NINE men have admitted to being part of a criminal conspiracy which saw Romanian women trafficked to Lancashire and exploited to work as prostitutes.

Preston Crown Court heard how the gang ringleader was former Romanian counter terrorism soldier Razvan Florinel Mitru, who arranged flights to the UK for the 11 women, provided them with accommodation and then touted their sexual services on the adult classified advertising website ‘viva street’.

Mitru, 31, also provided the women with a SIM card to receive 'bookings' from punters and transport for 'out calls', which took place in Blackburn, Burnley, Clitheroe, Nelson, and West Lancashire.

Prosecuting, Katherine Pierpoint said for that Mitru demanded a 50 per cent cut of the £120-per-hour earnings of the victims, who cannot be named for legal reasons. The court was told one woman was exploited into having sex with up to 30 men in a single month.

Ms Pierpoint said: "It is not the prosecution's case these women were forced to work as prostitutes. However many of these women resorted to doing this work due to the desperate financial situation they found themselves in back in Romania. Some had children or dependants to support. Some were living in poverty. This criminal conspiracy sought to profit from their vulnerabilities."

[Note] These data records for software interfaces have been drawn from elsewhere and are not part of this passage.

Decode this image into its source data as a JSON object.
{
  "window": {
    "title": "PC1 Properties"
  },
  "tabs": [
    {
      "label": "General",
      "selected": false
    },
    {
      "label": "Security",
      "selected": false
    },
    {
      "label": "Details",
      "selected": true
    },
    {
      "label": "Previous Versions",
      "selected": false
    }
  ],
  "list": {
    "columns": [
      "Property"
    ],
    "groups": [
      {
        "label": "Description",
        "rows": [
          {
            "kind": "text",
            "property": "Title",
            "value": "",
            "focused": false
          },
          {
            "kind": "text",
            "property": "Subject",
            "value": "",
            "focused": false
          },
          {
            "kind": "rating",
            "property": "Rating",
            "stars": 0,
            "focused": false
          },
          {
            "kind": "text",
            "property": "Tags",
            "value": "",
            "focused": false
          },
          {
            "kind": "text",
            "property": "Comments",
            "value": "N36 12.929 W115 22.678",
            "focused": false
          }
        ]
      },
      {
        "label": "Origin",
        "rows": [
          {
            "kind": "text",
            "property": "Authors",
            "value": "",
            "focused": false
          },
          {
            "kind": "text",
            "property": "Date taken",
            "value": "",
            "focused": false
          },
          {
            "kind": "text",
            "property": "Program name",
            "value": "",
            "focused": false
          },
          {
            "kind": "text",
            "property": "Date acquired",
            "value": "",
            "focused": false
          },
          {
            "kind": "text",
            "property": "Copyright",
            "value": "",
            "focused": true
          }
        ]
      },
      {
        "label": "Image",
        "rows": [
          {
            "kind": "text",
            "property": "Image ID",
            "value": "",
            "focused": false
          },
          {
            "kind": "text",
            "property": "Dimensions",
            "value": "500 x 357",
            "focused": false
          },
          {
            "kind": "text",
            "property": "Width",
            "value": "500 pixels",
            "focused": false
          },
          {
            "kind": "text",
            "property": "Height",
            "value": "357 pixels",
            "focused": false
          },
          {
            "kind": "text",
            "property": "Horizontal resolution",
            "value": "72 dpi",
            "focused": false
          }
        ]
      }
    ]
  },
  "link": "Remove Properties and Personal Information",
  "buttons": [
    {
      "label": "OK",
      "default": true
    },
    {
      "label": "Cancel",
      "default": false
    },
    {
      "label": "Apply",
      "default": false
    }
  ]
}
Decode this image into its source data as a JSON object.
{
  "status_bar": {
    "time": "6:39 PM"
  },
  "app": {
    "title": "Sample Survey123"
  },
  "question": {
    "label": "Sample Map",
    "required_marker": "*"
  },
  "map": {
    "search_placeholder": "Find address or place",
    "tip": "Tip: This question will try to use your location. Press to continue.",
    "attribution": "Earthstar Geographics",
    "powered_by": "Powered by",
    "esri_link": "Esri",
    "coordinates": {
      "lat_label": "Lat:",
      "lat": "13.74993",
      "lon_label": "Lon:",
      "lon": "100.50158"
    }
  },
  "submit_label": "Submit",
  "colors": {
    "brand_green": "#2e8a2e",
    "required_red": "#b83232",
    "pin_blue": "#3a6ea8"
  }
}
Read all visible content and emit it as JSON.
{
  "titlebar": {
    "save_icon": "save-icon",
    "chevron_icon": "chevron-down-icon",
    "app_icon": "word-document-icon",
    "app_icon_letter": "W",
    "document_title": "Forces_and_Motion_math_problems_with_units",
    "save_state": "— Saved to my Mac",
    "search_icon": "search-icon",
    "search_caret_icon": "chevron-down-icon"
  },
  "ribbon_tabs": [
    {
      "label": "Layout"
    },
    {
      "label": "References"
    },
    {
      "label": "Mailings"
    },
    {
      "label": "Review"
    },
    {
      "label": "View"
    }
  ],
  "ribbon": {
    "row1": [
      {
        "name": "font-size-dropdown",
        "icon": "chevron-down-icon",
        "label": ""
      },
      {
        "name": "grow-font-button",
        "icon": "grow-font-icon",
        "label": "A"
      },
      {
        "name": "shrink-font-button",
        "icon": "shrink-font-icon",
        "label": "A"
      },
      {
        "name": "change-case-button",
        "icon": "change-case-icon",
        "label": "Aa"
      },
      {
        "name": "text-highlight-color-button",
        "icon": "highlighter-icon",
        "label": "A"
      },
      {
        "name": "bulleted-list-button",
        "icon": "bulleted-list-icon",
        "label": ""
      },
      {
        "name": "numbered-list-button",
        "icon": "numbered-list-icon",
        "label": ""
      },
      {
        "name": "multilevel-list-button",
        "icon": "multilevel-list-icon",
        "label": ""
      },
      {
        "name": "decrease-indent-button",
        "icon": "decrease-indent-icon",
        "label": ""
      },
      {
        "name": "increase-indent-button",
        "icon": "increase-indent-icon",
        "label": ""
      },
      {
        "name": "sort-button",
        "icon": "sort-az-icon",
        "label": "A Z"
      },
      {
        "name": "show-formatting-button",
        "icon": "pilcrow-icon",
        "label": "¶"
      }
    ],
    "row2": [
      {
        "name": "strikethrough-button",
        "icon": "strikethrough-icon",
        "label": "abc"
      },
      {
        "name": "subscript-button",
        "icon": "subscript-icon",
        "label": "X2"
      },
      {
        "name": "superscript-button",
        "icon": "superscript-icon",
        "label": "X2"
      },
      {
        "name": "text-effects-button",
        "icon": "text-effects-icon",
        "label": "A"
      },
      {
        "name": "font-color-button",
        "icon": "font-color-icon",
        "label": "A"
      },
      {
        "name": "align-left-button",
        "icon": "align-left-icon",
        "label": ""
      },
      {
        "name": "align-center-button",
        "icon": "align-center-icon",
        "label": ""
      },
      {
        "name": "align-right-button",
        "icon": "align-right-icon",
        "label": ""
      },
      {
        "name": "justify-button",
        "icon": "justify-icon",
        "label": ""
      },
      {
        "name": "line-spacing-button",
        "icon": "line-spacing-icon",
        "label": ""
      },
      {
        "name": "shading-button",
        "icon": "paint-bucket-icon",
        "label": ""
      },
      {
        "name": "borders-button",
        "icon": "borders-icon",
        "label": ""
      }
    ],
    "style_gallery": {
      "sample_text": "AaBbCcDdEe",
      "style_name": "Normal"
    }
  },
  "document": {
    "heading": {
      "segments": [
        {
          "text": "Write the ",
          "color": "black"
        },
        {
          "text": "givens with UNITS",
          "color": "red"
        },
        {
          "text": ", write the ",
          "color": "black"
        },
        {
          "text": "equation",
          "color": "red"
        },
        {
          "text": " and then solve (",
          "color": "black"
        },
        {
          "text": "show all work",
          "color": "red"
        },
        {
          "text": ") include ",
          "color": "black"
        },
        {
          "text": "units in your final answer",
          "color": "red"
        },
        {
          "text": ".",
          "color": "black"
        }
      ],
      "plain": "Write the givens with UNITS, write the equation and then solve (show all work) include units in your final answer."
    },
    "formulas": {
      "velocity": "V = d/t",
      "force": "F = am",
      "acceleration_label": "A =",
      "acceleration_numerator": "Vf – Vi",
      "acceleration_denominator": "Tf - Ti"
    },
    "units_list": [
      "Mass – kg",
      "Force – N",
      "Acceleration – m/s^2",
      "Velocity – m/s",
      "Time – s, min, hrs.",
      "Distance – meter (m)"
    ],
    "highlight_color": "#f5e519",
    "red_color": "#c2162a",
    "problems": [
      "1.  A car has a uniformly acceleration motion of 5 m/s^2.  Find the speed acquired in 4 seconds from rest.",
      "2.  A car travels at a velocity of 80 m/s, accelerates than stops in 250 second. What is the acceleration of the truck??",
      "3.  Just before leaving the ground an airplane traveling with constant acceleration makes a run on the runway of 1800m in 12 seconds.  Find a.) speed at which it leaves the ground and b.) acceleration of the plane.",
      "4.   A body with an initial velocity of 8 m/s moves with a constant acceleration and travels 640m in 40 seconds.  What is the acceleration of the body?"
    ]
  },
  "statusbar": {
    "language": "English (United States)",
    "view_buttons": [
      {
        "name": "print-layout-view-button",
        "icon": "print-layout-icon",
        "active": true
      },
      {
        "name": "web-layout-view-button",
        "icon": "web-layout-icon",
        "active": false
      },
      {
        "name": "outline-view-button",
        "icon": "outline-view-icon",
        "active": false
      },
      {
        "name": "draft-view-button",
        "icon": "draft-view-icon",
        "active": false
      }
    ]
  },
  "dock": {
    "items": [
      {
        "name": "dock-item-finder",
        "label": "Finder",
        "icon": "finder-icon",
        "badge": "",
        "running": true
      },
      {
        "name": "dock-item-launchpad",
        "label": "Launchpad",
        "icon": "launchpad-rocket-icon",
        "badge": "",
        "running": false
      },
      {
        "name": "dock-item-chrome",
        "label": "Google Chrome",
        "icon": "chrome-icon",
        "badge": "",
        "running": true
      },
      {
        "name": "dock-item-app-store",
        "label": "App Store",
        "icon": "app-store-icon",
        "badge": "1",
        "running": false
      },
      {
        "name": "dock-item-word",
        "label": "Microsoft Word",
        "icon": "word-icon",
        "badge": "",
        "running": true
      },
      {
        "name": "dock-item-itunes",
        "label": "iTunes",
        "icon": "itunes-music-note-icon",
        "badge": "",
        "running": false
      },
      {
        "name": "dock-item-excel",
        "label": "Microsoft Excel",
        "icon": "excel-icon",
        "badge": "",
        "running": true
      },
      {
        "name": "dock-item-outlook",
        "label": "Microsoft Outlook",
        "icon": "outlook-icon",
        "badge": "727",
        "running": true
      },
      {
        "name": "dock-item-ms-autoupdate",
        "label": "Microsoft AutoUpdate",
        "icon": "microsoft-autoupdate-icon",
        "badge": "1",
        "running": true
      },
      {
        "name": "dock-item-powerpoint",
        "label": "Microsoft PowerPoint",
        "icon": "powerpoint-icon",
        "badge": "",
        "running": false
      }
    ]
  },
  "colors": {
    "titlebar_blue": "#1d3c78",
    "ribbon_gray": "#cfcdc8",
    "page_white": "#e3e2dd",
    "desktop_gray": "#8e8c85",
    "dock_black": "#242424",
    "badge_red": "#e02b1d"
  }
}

Ms Pierpoint said Mitru was the lead figure in the conspiracy, which generated 'significant amounts of money'.

The court heard how police started to unravel the conspiracy in 2016 when they visited a property in St Barnabas Street, Blackburn, which they believed was being used as a brothel. In that property they found Mitru another one of his co-defendants and two women working as prostitutes.

Following that raid the gang 'changed the way it ran its business' and introduced out calls.

Police continued to investigate and generated a 'significant amount of evidence, including covert observation, CCTV, automatic number plate recognition, mobile phone evidence, advertising booking information and flight booking information.

Ms Pierpoint said ANPR information taken between July 2016 and April 2017 showed vehicles connected to the defendants were on the roads between 10pm and 6am on 490 separate nights.

The court heard how at one stage Mitru, who had no legitimate form of income, had £27,500 in one of his bank accounts.

Defending, Michael Cogan said his client accepted he was motivated by money but many of his victims were already working as prostitutes before they arrived in the UK.

Mr Cogan said: "He knows he is going to receive an immediate custodial sentence. The reality is he is alone in this country. He knows he is going to be deported. Quite frankly he welcomes it."

Mitru and eight other men pleaded guilty conspiring to arrange or facilitate the travel of another with a view to exploitation.

They will be sentenced by Judge Robert Altham on Friday.